Component data from apps and pages:

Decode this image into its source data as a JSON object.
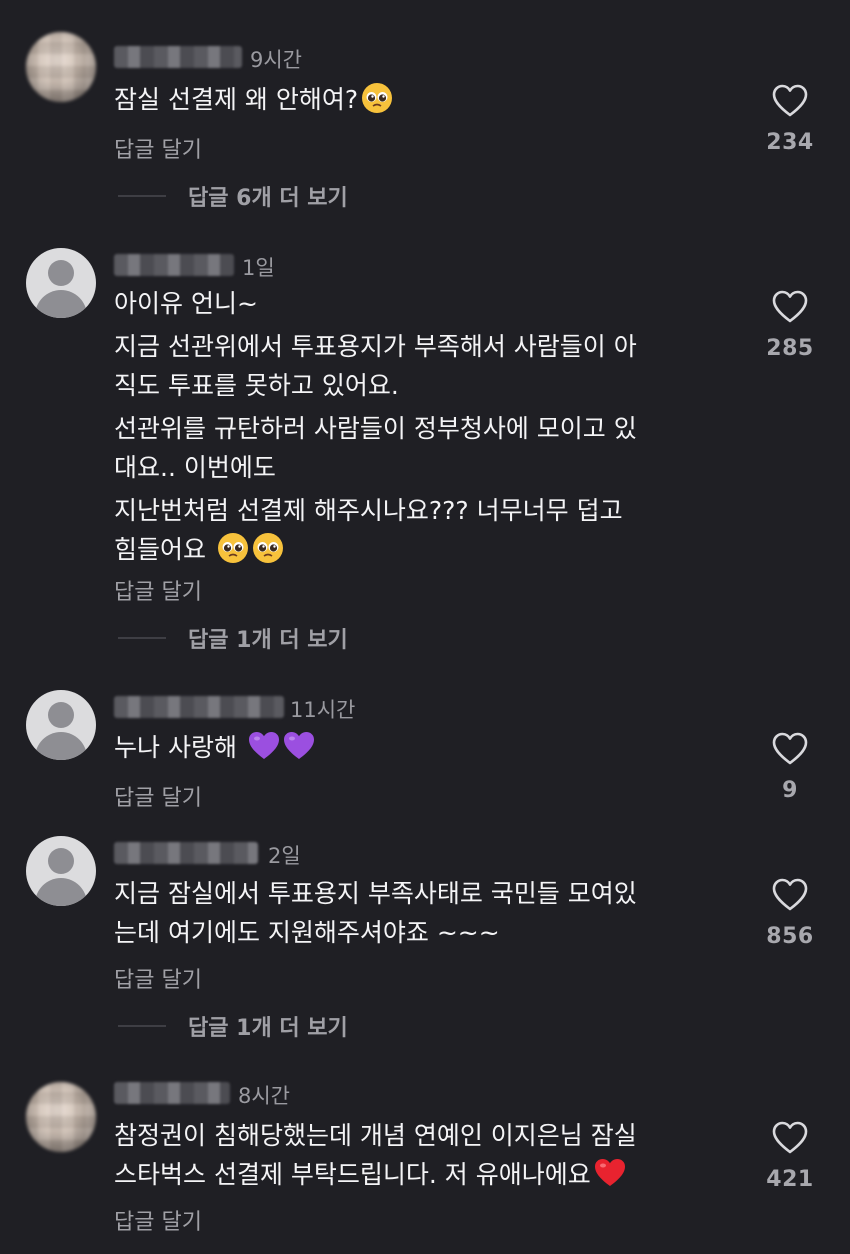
{
  "comments": [
    {
      "time": "9시간",
      "lines": [
        "잠실 선결제 왜 안해여?"
      ],
      "emoji_after": [
        "pleading-face-emoji"
      ],
      "reply_label": "답글 달기",
      "likes": "234",
      "more_replies": "답글 6개 더 보기"
    },
    {
      "time": "1일",
      "lines": [
        "아이유 언니~",
        "지금 선관위에서 투표용지가 부족해서 사람들이 아\n직도 투표를 못하고 있어요.",
        "선관위를 규탄하러 사람들이 정부청사에 모이고 있\n대요.. 이번에도",
        "지난번처럼 선결제 해주시나요??? 너무너무 덥고\n힘들어요 "
      ],
      "emoji_after": [
        "pleading-face-emoji",
        "pleading-face-emoji"
      ],
      "reply_label": "답글 달기",
      "likes": "285",
      "more_replies": "답글 1개 더 보기"
    },
    {
      "time": "11시간",
      "lines": [
        "누나 사랑해 "
      ],
      "emoji_after": [
        "purple-heart-emoji",
        "purple-heart-emoji"
      ],
      "reply_label": "답글 달기",
      "likes": "9"
    },
    {
      "time": "2일",
      "lines": [
        "지금 잠실에서 투표용지 부족사태로 국민들 모여있\n는데 여기에도 지원해주셔야죠 ~~~"
      ],
      "reply_label": "답글 달기",
      "likes": "856",
      "more_replies": "답글 1개 더 보기"
    },
    {
      "time": "8시간",
      "lines": [
        "참정권이 침해당했는데 개념 연예인 이지은님 잠실\n스타벅스 선결제 부탁드립니다. 저 유애나에요"
      ],
      "emoji_after": [
        "red-heart-emoji"
      ],
      "reply_label": "답글 달기",
      "likes": "421"
    }
  ],
  "colors": {
    "background": "#1f1f24",
    "text": "#f4f4f6",
    "muted": "#a0a0a6"
  }
}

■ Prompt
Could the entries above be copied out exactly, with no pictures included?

■ Expected answer
Decode this image into its source data as a JSON object.
{
  "comments": [
    {
      "time": "9시간",
      "lines": [
        "잠실 선결제 왜 안해여?"
      ],
      "emoji_after": [
        "pleading-face-emoji"
      ],
      "reply_label": "답글 달기",
      "likes": "234",
      "more_replies": "답글 6개 더 보기"
    },
    {
      "time": "1일",
      "lines": [
        "아이유 언니~",
        "지금 선관위에서 투표용지가 부족해서 사람들이 아\n직도 투표를 못하고 있어요.",
        "선관위를 규탄하러 사람들이 정부청사에 모이고 있\n대요.. 이번에도",
        "지난번처럼 선결제 해주시나요??? 너무너무 덥고\n힘들어요 "
      ],
      "emoji_after": [
        "pleading-face-emoji",
        "pleading-face-emoji"
      ],
      "reply_label": "답글 달기",
      "likes": "285",
      "more_replies": "답글 1개 더 보기"
    },
    {
      "time": "11시간",
      "lines": [
        "누나 사랑해 "
      ],
      "emoji_after": [
        "purple-heart-emoji",
        "purple-heart-emoji"
      ],
      "reply_label": "답글 달기",
      "likes": "9"
    },
    {
      "time": "2일",
      "lines": [
        "지금 잠실에서 투표용지 부족사태로 국민들 모여있\n는데 여기에도 지원해주셔야죠 ~~~"
      ],
      "reply_label": "답글 달기",
      "likes": "856",
      "more_replies": "답글 1개 더 보기"
    },
    {
      "time": "8시간",
      "lines": [
        "참정권이 침해당했는데 개념 연예인 이지은님 잠실\n스타벅스 선결제 부탁드립니다. 저 유애나에요"
      ],
      "emoji_after": [
        "red-heart-emoji"
      ],
      "reply_label": "답글 달기",
      "likes": "421"
    }
  ],
  "colors": {
    "background": "#1f1f24",
    "text": "#f4f4f6",
    "muted": "#a0a0a6"
  }
}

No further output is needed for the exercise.